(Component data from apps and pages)
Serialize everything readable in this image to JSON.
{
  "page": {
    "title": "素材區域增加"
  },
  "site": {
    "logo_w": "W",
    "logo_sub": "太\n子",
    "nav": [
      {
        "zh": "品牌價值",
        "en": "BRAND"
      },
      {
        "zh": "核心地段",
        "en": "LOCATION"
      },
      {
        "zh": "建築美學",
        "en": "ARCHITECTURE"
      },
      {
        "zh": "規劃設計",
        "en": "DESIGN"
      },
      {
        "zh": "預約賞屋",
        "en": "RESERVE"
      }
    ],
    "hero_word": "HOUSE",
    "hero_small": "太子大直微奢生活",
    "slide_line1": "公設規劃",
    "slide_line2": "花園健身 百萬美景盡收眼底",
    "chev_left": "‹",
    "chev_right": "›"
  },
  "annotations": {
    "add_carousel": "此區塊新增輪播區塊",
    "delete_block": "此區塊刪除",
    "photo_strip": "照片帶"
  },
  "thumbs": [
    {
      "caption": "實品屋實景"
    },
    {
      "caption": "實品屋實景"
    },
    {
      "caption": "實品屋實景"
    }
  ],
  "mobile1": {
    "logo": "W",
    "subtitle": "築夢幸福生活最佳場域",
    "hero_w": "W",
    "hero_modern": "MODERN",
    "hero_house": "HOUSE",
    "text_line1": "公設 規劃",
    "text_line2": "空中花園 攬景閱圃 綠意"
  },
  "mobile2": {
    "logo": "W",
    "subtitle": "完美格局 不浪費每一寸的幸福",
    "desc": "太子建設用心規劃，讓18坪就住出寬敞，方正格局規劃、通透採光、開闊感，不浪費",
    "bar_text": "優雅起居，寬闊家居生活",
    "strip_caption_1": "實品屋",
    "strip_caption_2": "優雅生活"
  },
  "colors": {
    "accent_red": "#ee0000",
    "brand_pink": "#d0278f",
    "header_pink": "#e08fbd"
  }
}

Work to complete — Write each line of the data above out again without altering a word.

Solution below —
Serialize everything readable in this image to JSON.
{
  "page": {
    "title": "素材區域增加"
  },
  "site": {
    "logo_w": "W",
    "logo_sub": "太\n子",
    "nav": [
      {
        "zh": "品牌價值",
        "en": "BRAND"
      },
      {
        "zh": "核心地段",
        "en": "LOCATION"
      },
      {
        "zh": "建築美學",
        "en": "ARCHITECTURE"
      },
      {
        "zh": "規劃設計",
        "en": "DESIGN"
      },
      {
        "zh": "預約賞屋",
        "en": "RESERVE"
      }
    ],
    "hero_word": "HOUSE",
    "hero_small": "太子大直微奢生活",
    "slide_line1": "公設規劃",
    "slide_line2": "花園健身 百萬美景盡收眼底",
    "chev_left": "‹",
    "chev_right": "›"
  },
  "annotations": {
    "add_carousel": "此區塊新增輪播區塊",
    "delete_block": "此區塊刪除",
    "photo_strip": "照片帶"
  },
  "thumbs": [
    {
      "caption": "實品屋實景"
    },
    {
      "caption": "實品屋實景"
    },
    {
      "caption": "實品屋實景"
    }
  ],
  "mobile1": {
    "logo": "W",
    "subtitle": "築夢幸福生活最佳場域",
    "hero_w": "W",
    "hero_modern": "MODERN",
    "hero_house": "HOUSE",
    "text_line1": "公設 規劃",
    "text_line2": "空中花園 攬景閱圃 綠意"
  },
  "mobile2": {
    "logo": "W",
    "subtitle": "完美格局 不浪費每一寸的幸福",
    "desc": "太子建設用心規劃，讓18坪就住出寬敞，方正格局規劃、通透採光、開闊感，不浪費",
    "bar_text": "優雅起居，寬闊家居生活",
    "strip_caption_1": "實品屋",
    "strip_caption_2": "優雅生活"
  },
  "colors": {
    "accent_red": "#ee0000",
    "brand_pink": "#d0278f",
    "header_pink": "#e08fbd"
  }
}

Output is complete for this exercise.